Posted on the 18th of May, 2022
Since it’s inception in 2004, Costa has always used VGA graphics. More specifically, it uses the standard VGA 640x480 pixels resolution, with 16 colors. I chose this resolution, because I liked the relatively sharp graphics it can produce, and the amount of screen real estate it provides. But, this graphics mode has a couple of drawbacks.
Most importantly, it doesn’t support screen pages. This means that there is no off-screen buffer I can use to store graphics. Everything is drawn directly to the screen, erasing what was there before. This results in having to redraw the entire screen when a window or dialog is closed, slowing down Costa significantly on older machines like the one from 1987 I am testing on.

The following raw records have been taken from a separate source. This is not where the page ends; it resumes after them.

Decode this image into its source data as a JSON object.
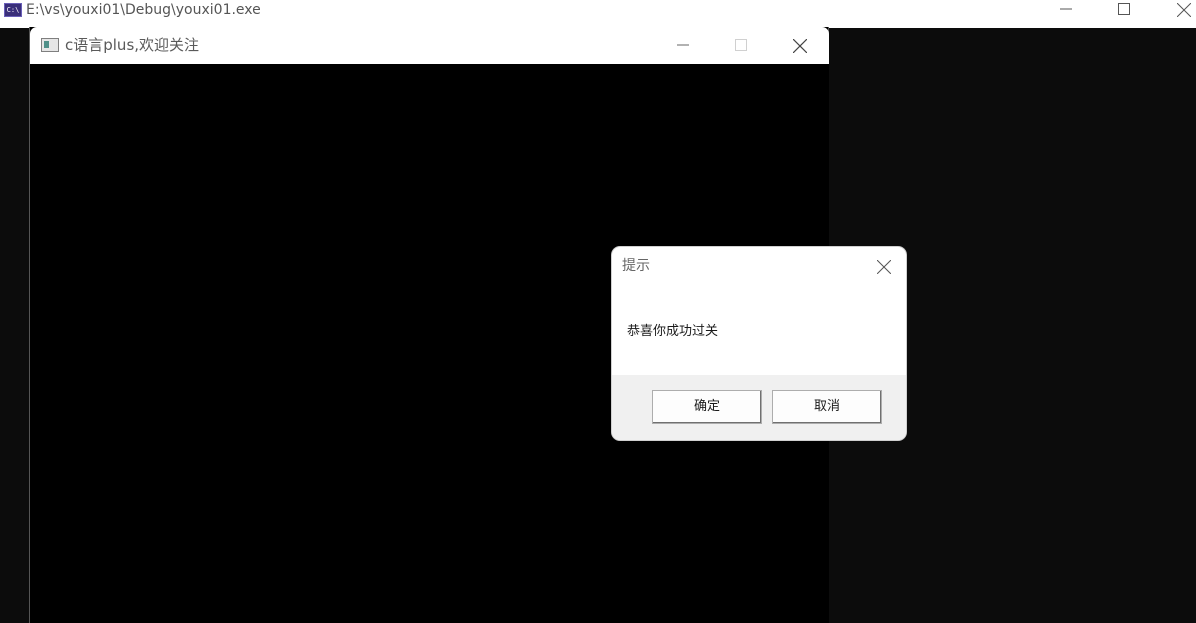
{
  "console": {
    "title": "E:\\vs\\youxi01\\Debug\\youxi01.exe",
    "icon_text": "C:\\"
  },
  "game_window": {
    "title": "c语言plus,欢迎关注"
  },
  "dialog": {
    "caption": "提示",
    "message": "恭喜你成功过关",
    "ok_label": "确定",
    "cancel_label": "取消"
  },
  "icons": [
    "console-app-icon",
    "minimize-icon",
    "maximize-icon",
    "close-icon",
    "window-app-icon"
  ]
}
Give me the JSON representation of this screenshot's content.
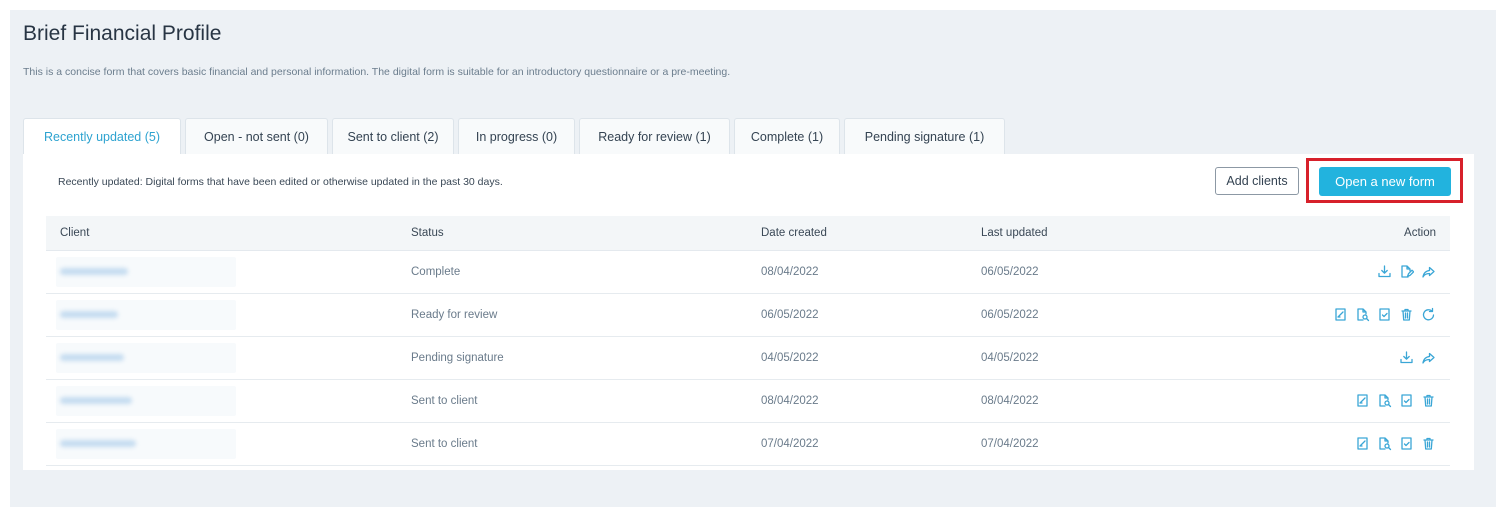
{
  "page": {
    "title": "Brief Financial Profile",
    "subtitle": "This is a concise form that covers basic financial and personal information. The digital form is suitable for an introductory questionnaire or a pre-meeting."
  },
  "tabs": [
    {
      "label": "Recently updated (5)",
      "active": true
    },
    {
      "label": "Open - not sent (0)",
      "active": false
    },
    {
      "label": "Sent to client (2)",
      "active": false
    },
    {
      "label": "In progress (0)",
      "active": false
    },
    {
      "label": "Ready for review (1)",
      "active": false
    },
    {
      "label": "Complete (1)",
      "active": false
    },
    {
      "label": "Pending signature (1)",
      "active": false
    }
  ],
  "panel": {
    "description": "Recently updated: Digital forms that have been edited or otherwise updated in the past 30 days.",
    "add_clients_label": "Add clients",
    "open_form_label": "Open a new form"
  },
  "table": {
    "headers": {
      "client": "Client",
      "status": "Status",
      "date_created": "Date created",
      "last_updated": "Last updated",
      "action": "Action"
    },
    "rows": [
      {
        "status": "Complete",
        "date_created": "08/04/2022",
        "last_updated": "06/05/2022",
        "actions": [
          "download-icon",
          "edit-document-icon",
          "share-icon"
        ]
      },
      {
        "status": "Ready for review",
        "date_created": "06/05/2022",
        "last_updated": "06/05/2022",
        "actions": [
          "sign-document-icon",
          "preview-document-icon",
          "approve-document-icon",
          "trash-icon",
          "refresh-icon"
        ]
      },
      {
        "status": "Pending signature",
        "date_created": "04/05/2022",
        "last_updated": "04/05/2022",
        "actions": [
          "download-icon",
          "share-icon"
        ]
      },
      {
        "status": "Sent to client",
        "date_created": "08/04/2022",
        "last_updated": "08/04/2022",
        "actions": [
          "sign-document-icon",
          "preview-document-icon",
          "approve-document-icon",
          "trash-icon"
        ]
      },
      {
        "status": "Sent to client",
        "date_created": "07/04/2022",
        "last_updated": "07/04/2022",
        "actions": [
          "sign-document-icon",
          "preview-document-icon",
          "approve-document-icon",
          "trash-icon"
        ]
      }
    ]
  },
  "colors": {
    "accent": "#22b3de",
    "highlight": "#d7202a",
    "icon": "#3aa6d6"
  }
}
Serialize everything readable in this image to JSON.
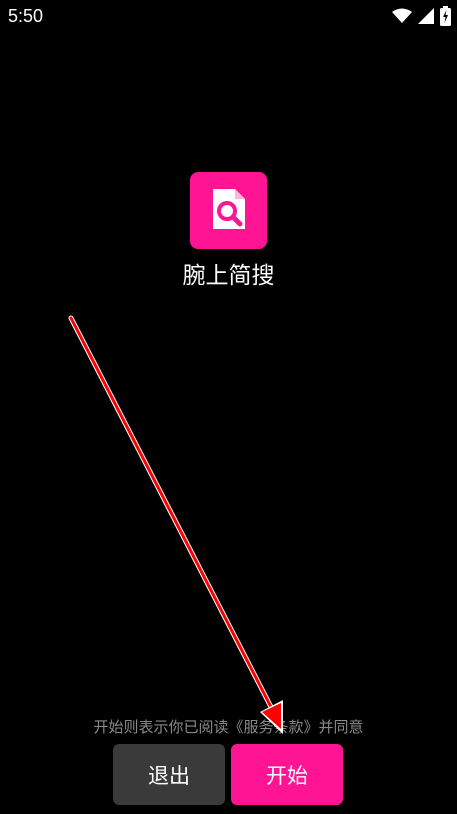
{
  "status_bar": {
    "time": "5:50",
    "icons": [
      "wifi-icon",
      "signal-icon",
      "battery-charging-icon"
    ]
  },
  "app": {
    "icon": "document-search-icon",
    "name": "腕上简搜"
  },
  "footer": {
    "terms_text": "开始则表示你已阅读《服务条款》并同意",
    "exit_label": "退出",
    "start_label": "开始"
  },
  "annotation": {
    "type": "arrow",
    "color": "#ff0000"
  },
  "colors": {
    "background": "#000000",
    "accent": "#ff1493",
    "secondary_button": "#3a3a3a",
    "muted_text": "#8a8a8a"
  }
}
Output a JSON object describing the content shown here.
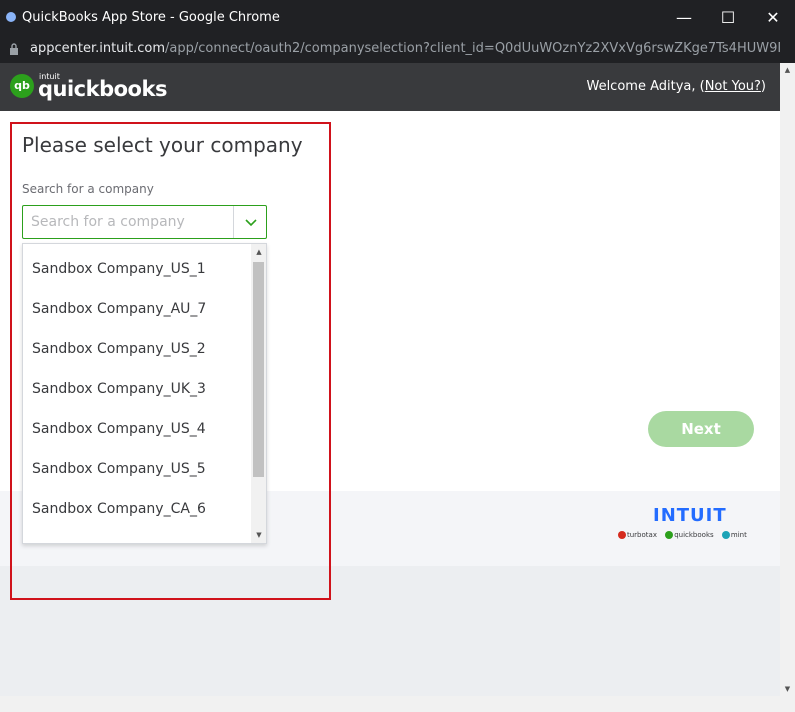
{
  "browser": {
    "window_title": "QuickBooks App Store - Google Chrome",
    "minimize_glyph": "—",
    "maximize_glyph": "☐",
    "close_glyph": "✕",
    "url_host": "appcenter.intuit.com",
    "url_path": "/app/connect/oauth2/companyselection?client_id=Q0dUuWOznYz2XVxVg6rswZKge7Ts4HUW9M1..."
  },
  "header": {
    "logo_mark": "qb",
    "logo_intuit": "intuit",
    "logo_text": "quickbooks",
    "welcome_text": "Welcome Aditya, (",
    "not_you_label": "Not You?",
    "welcome_suffix": ")"
  },
  "page": {
    "title": "Please select your company",
    "search_label": "Search for a company",
    "search_placeholder": "Search for a company",
    "search_value": ""
  },
  "companies": [
    "Sandbox Company_US_1",
    "Sandbox Company_AU_7",
    "Sandbox Company_US_2",
    "Sandbox Company_UK_3",
    "Sandbox Company_US_4",
    "Sandbox Company_US_5",
    "Sandbox Company_CA_6"
  ],
  "actions": {
    "next_label": "Next"
  },
  "footer": {
    "intuit_logo": "INTUIT",
    "brands": [
      "turbotax",
      "quickbooks",
      "mint"
    ]
  },
  "colors": {
    "accent_green": "#2ca01c",
    "next_disabled": "#a9d9a1",
    "header_dark": "#393a3d",
    "highlight_red": "#d0121b",
    "intuit_blue": "#236cff"
  }
}
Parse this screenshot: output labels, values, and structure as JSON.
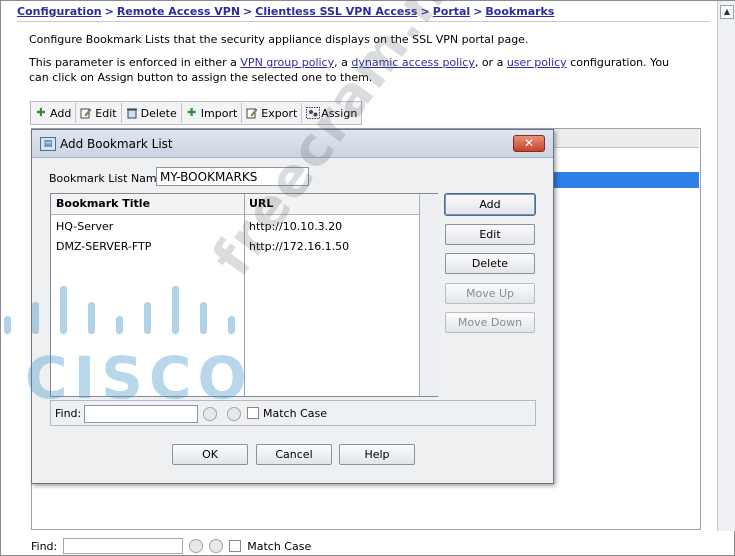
{
  "breadcrumb": {
    "items": [
      "Configuration",
      "Remote Access VPN",
      "Clientless SSL VPN Access",
      "Portal",
      "Bookmarks"
    ],
    "separator": ">"
  },
  "description": {
    "line1": "Configure Bookmark Lists that the security appliance displays on the SSL VPN portal page.",
    "line2_prefix": "This parameter is enforced in either a ",
    "link_vpn_group_policy": "VPN group policy",
    "sep_a": ", a ",
    "link_dynamic_access_policy": "dynamic access policy",
    "sep_b": ", or a ",
    "link_user_policy": "user policy",
    "line2_suffix": " configuration. You can click on Assign button to assign the selected one to them."
  },
  "toolbar": {
    "add": "Add",
    "edit": "Edit",
    "delete": "Delete",
    "import": "Import",
    "export": "Export",
    "assign": "Assign"
  },
  "background_find": {
    "label": "Find:",
    "match_case": "Match Case"
  },
  "dialog": {
    "title": "Add Bookmark List",
    "close_glyph": "✕",
    "name_label": "Bookmark List Name:",
    "name_value": "MY-BOOKMARKS",
    "table": {
      "columns": [
        "Bookmark Title",
        "URL"
      ],
      "rows": [
        {
          "title": "HQ-Server",
          "url": "http://10.10.3.20"
        },
        {
          "title": "DMZ-SERVER-FTP",
          "url": "http://172.16.1.50"
        }
      ]
    },
    "buttons": {
      "add": "Add",
      "edit": "Edit",
      "delete": "Delete",
      "move_up": "Move Up",
      "move_down": "Move Down"
    },
    "find": {
      "label": "Find:",
      "value": "",
      "match_case": "Match Case"
    },
    "footer": {
      "ok": "OK",
      "cancel": "Cancel",
      "help": "Help"
    }
  },
  "watermarks": {
    "brand": "CISCO",
    "site": "freecram.net"
  },
  "colors": {
    "link": "#2c2c9e",
    "selection": "#2f80e6",
    "close_button": "#c5432c",
    "cisco_watermark": "#4696c8"
  },
  "icons": {
    "add": "plus-icon",
    "edit": "edit-icon",
    "delete": "trash-icon",
    "import": "import-icon",
    "export": "export-icon",
    "assign": "assign-icon"
  }
}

So, for a long time I was thinking about using another graphics mode. And I chose to go with EGA graphics, 640x350 with 16 colors. This is still a farily high resolution, and it provides two screen pages for me to draw on. It is also fully compatible with VGA adapters. This gives me the ability to preserve the screen before a window was shown, and instantly restore it when the window is closed, speeding up Costa significantly. This also allows Costa to run on machines with only an EGA graphics card (provided that the card has at least 64 KB memory), allowing Costa to work on older and lower specification machines than previously possible.
Below is a screenshot comparing the icon editor in VGA and EGA resolution. When running in the smaller EGA resolution, the grid is resized to be smaller, and the buttons are moved around to fit the screen better.
Wether you prefer the EGA or the VGA resolution is a matter of taste, and on any computer that can run it just fine, I would say that the VGA resolution is the way to go. So, to make Costa as flexible as possible, I have made an option in the configuration dialog to change resolution. You can do this on the fly, it’s not necessary to exit and restart Costa. Pretty nifty, I think.
To sum up, I’ll list some of the differences between the EGA and VGA resolution.